_App and web page records:_
◆ ◆ ◆
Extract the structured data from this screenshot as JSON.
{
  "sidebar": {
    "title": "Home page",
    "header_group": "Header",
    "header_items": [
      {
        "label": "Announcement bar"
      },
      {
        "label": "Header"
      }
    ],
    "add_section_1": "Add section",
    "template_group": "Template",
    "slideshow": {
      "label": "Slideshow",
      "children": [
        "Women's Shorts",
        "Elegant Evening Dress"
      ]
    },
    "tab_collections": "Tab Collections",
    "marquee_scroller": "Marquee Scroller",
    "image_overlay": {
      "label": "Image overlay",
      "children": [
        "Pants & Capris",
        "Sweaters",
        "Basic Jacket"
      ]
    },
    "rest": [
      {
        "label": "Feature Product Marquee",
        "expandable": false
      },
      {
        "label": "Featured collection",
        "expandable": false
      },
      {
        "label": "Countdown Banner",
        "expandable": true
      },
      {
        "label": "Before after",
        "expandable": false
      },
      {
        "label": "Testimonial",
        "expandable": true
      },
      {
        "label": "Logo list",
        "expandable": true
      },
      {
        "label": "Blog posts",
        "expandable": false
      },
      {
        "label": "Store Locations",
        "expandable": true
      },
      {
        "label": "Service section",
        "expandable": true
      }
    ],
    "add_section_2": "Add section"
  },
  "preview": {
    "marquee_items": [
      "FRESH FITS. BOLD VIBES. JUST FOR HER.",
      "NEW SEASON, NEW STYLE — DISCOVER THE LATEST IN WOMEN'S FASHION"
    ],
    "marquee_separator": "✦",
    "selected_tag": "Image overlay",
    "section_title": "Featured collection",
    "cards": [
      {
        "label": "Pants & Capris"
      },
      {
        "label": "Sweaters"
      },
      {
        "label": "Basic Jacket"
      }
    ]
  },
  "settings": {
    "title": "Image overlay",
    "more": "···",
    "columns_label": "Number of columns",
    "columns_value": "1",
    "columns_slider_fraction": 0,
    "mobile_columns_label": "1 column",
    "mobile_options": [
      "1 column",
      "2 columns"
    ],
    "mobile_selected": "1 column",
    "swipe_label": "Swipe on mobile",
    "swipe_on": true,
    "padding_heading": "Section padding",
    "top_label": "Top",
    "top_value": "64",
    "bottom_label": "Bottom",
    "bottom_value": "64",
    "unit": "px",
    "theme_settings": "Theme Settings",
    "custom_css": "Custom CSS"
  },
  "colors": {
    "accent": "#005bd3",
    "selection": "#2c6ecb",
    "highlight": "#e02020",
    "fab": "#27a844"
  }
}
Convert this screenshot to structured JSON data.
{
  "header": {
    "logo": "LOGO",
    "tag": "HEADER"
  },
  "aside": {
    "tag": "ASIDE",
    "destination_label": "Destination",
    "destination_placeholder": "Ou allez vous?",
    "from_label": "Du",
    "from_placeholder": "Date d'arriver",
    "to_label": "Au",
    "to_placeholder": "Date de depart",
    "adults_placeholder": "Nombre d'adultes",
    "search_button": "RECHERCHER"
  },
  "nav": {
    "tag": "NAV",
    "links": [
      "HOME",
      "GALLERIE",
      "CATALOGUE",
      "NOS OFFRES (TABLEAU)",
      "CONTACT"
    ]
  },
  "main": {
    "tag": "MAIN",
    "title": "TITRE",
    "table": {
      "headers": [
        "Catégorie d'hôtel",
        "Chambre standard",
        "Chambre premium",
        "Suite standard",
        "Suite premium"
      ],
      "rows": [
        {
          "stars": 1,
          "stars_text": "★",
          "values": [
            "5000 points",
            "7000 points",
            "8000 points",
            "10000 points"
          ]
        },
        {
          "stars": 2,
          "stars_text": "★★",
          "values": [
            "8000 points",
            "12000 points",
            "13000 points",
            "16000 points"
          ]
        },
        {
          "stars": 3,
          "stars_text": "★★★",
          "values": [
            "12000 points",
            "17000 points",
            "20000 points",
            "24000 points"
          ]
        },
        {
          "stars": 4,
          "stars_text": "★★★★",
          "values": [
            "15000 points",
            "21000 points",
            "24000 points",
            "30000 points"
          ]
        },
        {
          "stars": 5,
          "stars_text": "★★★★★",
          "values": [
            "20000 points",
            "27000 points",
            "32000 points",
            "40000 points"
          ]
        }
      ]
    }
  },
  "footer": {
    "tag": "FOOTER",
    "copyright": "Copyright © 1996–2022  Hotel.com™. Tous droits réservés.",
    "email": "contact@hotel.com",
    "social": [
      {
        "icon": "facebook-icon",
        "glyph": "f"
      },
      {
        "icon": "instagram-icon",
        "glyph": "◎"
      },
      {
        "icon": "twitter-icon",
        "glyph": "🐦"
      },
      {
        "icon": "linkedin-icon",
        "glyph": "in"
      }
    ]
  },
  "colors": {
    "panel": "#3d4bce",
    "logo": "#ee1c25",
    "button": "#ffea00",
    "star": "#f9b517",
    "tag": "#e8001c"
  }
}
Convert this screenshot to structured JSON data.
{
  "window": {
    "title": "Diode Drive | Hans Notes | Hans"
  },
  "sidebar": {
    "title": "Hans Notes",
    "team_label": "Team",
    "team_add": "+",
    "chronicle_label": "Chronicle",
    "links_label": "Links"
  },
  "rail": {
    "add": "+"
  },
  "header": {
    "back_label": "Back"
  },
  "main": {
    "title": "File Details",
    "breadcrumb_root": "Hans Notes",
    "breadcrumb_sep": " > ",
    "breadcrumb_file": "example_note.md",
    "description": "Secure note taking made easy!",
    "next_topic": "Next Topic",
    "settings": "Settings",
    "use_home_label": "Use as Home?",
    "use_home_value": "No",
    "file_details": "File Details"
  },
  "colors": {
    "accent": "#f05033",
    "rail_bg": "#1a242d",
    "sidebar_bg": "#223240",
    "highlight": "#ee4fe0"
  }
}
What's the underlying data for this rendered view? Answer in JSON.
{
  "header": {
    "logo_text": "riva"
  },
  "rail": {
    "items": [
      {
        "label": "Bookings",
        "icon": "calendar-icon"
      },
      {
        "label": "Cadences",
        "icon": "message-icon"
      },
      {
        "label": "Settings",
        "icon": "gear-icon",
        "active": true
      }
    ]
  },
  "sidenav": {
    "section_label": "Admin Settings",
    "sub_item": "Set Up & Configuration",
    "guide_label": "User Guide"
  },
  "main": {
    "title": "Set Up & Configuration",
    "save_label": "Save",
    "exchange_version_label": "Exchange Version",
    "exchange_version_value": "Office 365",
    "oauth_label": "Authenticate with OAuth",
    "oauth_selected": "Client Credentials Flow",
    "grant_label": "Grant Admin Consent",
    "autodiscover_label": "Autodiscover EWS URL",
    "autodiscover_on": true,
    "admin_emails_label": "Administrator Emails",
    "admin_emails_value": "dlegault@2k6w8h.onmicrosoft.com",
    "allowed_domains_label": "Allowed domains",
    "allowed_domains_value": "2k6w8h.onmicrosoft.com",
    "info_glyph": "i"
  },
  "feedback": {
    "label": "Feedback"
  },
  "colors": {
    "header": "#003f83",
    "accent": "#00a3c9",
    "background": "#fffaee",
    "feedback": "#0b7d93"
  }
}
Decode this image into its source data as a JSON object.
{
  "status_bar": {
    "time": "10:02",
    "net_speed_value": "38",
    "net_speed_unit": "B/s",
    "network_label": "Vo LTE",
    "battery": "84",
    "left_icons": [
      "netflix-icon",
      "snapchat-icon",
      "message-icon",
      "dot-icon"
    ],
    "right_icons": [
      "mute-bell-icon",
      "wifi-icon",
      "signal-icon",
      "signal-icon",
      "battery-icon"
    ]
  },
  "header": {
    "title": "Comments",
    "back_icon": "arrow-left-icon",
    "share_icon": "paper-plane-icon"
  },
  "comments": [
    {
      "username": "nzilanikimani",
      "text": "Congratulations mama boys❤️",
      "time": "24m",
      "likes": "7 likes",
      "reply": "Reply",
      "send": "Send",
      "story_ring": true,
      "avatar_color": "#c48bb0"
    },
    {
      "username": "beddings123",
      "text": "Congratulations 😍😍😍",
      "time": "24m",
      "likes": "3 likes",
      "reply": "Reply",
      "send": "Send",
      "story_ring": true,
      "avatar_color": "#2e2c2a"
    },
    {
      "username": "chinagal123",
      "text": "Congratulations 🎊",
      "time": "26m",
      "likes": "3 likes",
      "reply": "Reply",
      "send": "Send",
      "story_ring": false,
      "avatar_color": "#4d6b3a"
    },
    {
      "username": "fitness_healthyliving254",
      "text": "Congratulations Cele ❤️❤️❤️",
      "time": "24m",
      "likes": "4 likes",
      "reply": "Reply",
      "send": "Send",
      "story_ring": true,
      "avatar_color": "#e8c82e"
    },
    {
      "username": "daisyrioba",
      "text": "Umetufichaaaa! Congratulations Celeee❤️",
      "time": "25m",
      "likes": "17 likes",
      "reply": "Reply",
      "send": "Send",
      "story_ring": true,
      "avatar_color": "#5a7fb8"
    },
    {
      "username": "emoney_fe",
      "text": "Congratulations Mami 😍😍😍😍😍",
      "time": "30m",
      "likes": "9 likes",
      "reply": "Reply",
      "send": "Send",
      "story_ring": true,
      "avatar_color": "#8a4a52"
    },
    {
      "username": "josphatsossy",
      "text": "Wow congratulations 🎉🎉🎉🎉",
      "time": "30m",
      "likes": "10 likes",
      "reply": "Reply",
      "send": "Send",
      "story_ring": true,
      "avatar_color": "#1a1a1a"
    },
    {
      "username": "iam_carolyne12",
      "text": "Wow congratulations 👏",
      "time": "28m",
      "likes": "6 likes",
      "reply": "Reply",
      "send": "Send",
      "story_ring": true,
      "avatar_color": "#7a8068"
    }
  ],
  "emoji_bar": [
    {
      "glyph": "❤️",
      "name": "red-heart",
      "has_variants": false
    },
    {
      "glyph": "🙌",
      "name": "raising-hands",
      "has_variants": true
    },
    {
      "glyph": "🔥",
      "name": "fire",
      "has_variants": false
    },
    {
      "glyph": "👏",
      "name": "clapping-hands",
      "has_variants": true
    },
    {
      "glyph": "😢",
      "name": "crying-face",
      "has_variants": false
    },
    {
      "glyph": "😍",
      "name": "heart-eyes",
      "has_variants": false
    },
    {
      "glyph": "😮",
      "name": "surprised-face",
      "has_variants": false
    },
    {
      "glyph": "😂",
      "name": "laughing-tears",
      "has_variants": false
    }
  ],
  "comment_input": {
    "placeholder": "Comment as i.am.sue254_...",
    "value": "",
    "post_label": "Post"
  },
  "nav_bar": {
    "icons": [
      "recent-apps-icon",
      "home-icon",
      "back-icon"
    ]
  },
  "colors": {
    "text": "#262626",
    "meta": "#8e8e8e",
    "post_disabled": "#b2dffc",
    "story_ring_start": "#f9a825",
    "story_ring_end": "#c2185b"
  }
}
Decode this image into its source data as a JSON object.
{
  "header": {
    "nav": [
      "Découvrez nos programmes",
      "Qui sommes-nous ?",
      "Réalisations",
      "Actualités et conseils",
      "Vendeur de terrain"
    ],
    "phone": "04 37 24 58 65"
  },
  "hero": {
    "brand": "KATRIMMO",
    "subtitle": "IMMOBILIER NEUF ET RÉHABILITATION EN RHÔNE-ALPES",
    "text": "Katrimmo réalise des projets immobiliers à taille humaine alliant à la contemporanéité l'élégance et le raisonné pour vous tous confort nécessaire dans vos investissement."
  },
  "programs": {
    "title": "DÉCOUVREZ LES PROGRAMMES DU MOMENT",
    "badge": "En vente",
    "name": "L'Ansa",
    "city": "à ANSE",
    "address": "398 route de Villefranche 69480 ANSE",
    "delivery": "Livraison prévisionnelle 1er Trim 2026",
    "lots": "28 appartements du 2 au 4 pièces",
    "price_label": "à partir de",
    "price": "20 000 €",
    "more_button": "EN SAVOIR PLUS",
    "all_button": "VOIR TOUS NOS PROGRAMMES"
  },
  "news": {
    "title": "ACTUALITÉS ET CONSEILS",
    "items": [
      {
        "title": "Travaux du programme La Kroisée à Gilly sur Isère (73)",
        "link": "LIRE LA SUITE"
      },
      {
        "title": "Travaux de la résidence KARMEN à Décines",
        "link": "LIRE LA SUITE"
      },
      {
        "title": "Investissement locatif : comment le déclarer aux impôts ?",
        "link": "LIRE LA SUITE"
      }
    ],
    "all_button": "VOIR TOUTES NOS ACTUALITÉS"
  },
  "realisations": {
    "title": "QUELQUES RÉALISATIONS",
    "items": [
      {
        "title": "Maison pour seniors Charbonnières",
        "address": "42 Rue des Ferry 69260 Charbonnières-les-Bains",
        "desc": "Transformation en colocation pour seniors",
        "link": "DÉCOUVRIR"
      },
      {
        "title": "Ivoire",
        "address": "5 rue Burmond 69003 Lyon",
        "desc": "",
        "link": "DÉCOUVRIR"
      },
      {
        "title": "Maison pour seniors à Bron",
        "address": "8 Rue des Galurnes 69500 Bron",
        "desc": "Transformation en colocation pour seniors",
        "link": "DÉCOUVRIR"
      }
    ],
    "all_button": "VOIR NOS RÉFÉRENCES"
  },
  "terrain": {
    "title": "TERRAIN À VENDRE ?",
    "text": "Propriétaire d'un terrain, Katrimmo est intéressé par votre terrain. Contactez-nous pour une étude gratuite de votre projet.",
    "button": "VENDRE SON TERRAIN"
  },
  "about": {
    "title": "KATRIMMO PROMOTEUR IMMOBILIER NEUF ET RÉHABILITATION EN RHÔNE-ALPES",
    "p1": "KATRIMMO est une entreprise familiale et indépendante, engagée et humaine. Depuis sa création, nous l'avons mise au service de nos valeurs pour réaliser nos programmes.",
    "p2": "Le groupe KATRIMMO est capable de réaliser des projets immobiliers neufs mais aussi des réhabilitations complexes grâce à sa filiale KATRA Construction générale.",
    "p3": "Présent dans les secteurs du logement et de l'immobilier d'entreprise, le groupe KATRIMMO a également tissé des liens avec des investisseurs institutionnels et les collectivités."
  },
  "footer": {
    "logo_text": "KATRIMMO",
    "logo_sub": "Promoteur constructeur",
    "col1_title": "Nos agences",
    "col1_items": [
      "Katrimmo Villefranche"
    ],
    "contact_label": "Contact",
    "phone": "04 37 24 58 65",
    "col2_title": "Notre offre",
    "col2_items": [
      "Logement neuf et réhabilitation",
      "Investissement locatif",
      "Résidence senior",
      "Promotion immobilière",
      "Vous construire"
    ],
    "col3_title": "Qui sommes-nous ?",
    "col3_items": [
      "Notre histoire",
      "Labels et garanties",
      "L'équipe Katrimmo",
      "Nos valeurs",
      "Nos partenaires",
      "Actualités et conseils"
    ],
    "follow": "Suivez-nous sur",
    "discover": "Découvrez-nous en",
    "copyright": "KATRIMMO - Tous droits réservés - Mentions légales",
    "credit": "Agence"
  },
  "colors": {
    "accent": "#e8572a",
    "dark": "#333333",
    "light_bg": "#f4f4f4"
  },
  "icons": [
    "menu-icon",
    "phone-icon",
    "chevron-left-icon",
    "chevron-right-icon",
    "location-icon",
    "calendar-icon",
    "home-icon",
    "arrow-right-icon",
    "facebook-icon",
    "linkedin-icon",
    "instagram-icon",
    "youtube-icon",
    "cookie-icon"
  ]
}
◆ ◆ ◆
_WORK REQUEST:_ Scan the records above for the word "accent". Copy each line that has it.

_WORKED SOLUTION:_
    "accent": "#005bd3",
    "accent": "#f05033",
    "accent": "#00a3c9",
    "accent": "#e8572a",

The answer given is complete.